31 kilometres away from Ahmedabad city is Bavla. It is your typical Indian urban village that is caught between the pull and push of urbanisation, identity and rural life. The people in this village certainly seem to be trying to move on with the times; living in low rise apartments, building toilets, having shopping plaza and wearing jeans!
I had the pleasure of meeting three women of this village who have also tried to move with the times. Sunandaben started a business, Sonalben built a toilet and Hassenaben become an entrepreneur.
Sunandabenben is a proud owner of a corner store. At first her shop was a tiny hatch that sold only non-perishable items and some packaged food such as crisps, chocolates, sweets etc. But now the shop has expanded and nearly occupies half of her house! A low interest loan from ShantiLife has made this possible she explains. The shop now holds grains, groceries, packaged good and non-perishable items. Recently she has been able to store milk, milk products and soft drinks that are kept in the pride of the shop – a refrigerator!
Sunandaben’s venture has certainly been successful and she is able to pay her installments from her shop’s profits!
Her husband,a soft drink vendor, proudly announced “Sunanada has also got a part-time job now! She and some of the other women from the neighbourhood go to a local facility to make banana chips!”. Sunanda gives a coy smile when she hears her husband acknowledging her accomplishment. The husband and kids look after the shop while she is at her part-time job. I noticed that while the adults were talking the kids without any assistance handled the shop on their own. So I asked the youngest, a boy, what would he like to be when he grows up. He announced “A policeman”. As the siblings giggled the oldest, a girl, said “I want to be be tailor, sew fancy clothes for women” then the other girl said “I am going to be a beautician and work at a salon!”. While the kids were still giggling Sunandaebn whispers “My part time job will pay for all these dreams!”.
Sonalben is Sunanadaben’s neighbour. When she heard that Sunanda got a low interest loan she decided to take a loan too so that she can build a toilet. She took a loan of Rs.15,000 which she able to pay back all by herself. Sonalben is a seamstress. She has no bathing area yet but she is extremely happy to have a toilet.
Haseenaben is a fierce woman who has recently moved into a 1 bedroom apartment in a newly constructed low rise. She borrowed Rs.15,000 to purchase two sewing machines. Haseenaben makes beautiful sari laces on her sewing machines that she keeps in shops across Bavla. She is of the most punctual installment re-payer, with a very good understanding of economics. She now wants to apply for a second loan to buy a pick up truck for her husband. “My husband is painters” she explains “He has painted everyone’s house in this building. But he has no vehicle to carry all the paint” says she. “So I’d like for him to have a pick-up truck”. Hassenaben’s success borrowing and repaying is recommendable and so is her confidence to borrow money again and this time for her husband!
The empowerment I witnessed this week was support orientated and it started from confidence these women inspired within themselves.
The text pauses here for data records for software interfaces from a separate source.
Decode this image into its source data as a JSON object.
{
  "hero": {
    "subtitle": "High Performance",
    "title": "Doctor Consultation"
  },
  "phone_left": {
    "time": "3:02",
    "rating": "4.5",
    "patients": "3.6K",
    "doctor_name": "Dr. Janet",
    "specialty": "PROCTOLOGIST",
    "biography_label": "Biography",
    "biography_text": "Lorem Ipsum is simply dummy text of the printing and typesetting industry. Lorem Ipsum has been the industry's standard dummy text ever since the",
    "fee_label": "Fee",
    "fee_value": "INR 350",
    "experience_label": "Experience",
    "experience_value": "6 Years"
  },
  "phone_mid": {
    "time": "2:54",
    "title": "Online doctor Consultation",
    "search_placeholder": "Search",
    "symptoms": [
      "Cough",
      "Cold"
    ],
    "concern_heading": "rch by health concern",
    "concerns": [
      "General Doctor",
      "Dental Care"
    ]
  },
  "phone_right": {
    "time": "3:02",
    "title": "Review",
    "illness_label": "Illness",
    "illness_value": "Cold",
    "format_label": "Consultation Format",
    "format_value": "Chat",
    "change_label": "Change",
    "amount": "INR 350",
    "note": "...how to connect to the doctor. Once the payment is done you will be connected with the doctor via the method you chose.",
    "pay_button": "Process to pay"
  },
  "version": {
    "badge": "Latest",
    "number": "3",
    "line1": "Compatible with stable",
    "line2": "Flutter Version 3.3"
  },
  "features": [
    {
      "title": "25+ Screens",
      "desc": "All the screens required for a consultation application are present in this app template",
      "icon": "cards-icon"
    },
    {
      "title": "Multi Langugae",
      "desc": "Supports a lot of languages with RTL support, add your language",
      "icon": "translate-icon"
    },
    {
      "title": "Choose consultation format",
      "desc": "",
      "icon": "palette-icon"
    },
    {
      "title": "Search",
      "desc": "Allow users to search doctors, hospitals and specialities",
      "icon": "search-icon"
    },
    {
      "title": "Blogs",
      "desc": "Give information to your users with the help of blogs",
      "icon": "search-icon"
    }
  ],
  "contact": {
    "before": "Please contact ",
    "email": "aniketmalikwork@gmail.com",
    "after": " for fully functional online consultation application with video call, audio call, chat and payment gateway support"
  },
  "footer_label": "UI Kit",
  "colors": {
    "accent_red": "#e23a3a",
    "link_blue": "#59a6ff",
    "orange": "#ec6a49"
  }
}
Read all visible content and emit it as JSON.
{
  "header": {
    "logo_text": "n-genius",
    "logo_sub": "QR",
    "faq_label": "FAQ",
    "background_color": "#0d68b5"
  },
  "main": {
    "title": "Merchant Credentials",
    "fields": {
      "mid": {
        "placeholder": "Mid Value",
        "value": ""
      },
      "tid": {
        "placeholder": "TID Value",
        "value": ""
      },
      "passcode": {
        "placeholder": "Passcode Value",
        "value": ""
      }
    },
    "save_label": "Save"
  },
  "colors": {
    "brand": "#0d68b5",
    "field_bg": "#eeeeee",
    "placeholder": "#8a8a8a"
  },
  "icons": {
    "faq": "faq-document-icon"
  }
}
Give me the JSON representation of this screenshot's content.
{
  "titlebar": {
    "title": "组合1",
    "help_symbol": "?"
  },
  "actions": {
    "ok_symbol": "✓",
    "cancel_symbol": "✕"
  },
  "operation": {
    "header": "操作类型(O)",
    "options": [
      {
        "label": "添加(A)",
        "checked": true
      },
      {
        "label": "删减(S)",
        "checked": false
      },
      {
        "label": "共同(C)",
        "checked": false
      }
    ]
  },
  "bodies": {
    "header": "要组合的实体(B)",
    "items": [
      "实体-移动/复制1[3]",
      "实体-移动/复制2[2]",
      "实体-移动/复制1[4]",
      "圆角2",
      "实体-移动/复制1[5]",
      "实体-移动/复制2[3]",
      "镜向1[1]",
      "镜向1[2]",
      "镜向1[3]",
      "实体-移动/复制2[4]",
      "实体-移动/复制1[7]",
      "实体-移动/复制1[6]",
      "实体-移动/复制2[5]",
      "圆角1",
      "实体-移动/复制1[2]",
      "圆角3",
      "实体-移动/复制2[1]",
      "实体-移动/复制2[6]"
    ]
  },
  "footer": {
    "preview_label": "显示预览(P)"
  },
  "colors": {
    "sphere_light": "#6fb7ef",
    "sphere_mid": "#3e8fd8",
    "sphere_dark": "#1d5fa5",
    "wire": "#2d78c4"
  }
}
Women such as SunandaBen feel confident when supported by their equal halves and even children. It is empowerment when women like SonalBen are able to build a toilet because she wanted one and pay for it by herself. Women like HaseenaBen are already empowered when they are able, and choose to help their husbands out.
Until next time. More stories from Bavla to follow soon.